Yes, man is not a herd animal; man is created in the image and likeness of God. The oneness and unity of the Church is not at all a mindless crowd. As such, it would not hold up even at the first attack of the enemy. The personal free will of its members is not crushed in the oneness and unity of the Church. The oneness and unity of the Church are the life in Christ, the union with God.

Therefore, brothers and sisters, how shall we attempt to live in Christ, if we have torn within ourselves the spiritual unity with His Church: with each other?

May the words of the Lord be fulfilled in all of us! May we all be one, for our God – the Most Holy Trinity – is One. Amen!

Priest Viatcheslav Davidenko

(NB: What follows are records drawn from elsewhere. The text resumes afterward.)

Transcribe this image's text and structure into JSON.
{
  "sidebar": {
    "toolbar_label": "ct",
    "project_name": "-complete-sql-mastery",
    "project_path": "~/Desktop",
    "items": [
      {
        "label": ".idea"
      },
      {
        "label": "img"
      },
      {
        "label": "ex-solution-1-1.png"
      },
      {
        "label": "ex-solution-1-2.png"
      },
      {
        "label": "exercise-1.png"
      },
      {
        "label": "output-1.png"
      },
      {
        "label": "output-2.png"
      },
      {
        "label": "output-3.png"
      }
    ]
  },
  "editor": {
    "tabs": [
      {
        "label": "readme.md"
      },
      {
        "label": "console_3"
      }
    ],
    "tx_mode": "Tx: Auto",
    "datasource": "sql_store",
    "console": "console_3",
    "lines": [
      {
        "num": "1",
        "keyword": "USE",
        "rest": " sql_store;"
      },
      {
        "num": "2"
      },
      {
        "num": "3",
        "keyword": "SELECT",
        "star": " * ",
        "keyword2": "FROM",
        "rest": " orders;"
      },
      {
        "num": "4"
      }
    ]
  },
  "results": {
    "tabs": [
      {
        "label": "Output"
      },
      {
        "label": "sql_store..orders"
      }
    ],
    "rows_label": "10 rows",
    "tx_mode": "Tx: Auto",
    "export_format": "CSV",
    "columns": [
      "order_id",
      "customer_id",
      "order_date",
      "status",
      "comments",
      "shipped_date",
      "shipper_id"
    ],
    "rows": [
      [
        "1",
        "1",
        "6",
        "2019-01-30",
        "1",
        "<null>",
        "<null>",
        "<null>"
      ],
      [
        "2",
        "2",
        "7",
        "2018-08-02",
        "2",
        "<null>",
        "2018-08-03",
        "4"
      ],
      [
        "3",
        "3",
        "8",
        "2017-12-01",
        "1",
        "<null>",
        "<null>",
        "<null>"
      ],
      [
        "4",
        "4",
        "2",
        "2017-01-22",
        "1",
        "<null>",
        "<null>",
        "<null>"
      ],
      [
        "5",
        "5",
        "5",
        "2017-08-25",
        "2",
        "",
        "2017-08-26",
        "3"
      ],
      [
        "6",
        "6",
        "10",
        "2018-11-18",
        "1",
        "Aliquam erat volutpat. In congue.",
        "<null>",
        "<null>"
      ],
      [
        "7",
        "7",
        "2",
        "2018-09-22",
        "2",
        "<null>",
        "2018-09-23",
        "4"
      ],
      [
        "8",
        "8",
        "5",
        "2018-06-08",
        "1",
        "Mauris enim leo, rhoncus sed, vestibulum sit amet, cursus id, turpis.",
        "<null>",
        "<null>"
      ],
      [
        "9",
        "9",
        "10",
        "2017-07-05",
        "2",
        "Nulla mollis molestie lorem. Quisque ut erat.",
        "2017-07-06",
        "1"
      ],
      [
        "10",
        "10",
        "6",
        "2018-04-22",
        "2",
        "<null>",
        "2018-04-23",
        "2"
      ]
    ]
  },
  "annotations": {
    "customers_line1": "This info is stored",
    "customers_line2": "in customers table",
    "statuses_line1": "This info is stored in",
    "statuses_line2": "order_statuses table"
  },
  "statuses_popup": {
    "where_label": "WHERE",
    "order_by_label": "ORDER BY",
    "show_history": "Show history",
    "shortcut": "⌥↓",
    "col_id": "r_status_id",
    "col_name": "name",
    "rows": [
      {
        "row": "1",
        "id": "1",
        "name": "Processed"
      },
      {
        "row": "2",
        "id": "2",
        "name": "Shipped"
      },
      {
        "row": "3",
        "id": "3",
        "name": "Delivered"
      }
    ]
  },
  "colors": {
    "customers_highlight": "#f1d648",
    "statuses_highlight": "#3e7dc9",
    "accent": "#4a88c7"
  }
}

Today the grace of the Holy Spirit has brought us together…

These words of the stichiron from the service of the feast of the Entry of the Lord into Jerusalem are very important to us. At a quick glance, they contain simply a narrative meaning, but after a prayerful consideration, one can see in them a profound spiritual meaning.

In honor of the feast, we bless pussy willows and palms and, at the end of the service, take them with us for the blessing and sanctification of our homes. But can we apply the words of the stichiron to ourselves based solely on that?

When the Lord entered Jerusalem, He was met by a multitude of people. Many cried: “Blessed is He Who cometh in the name of the Lord! Hosanna in the highest!” But, alas, after a few days the same people shouted: “Take Him, crucify Him!” That makes it obvious that it was not the grace of the Holy Spirit that gathered many that day. More likely, they were gathered by their personal interests, political or economical, interests, which were not satisfied with the coming of the Lord.

Wherefore, we too must ask ourselves: “what is motivating us, bringing us to church?” Is it our love of honor, or desire to be known as – not at all to be – pious? Or is it a hope of satisfaction of selfish desires, when the Church is only a firing range for the achieving of selfish goals, be they financial, political, or psychological?

God grant that for every one of us the reason will be the same: the salvation of the soul. For if we came to the Church for salvation, then truly “…the grace of the Holy Spirit has brought us together!”

Priest Viatcheslav Davidenko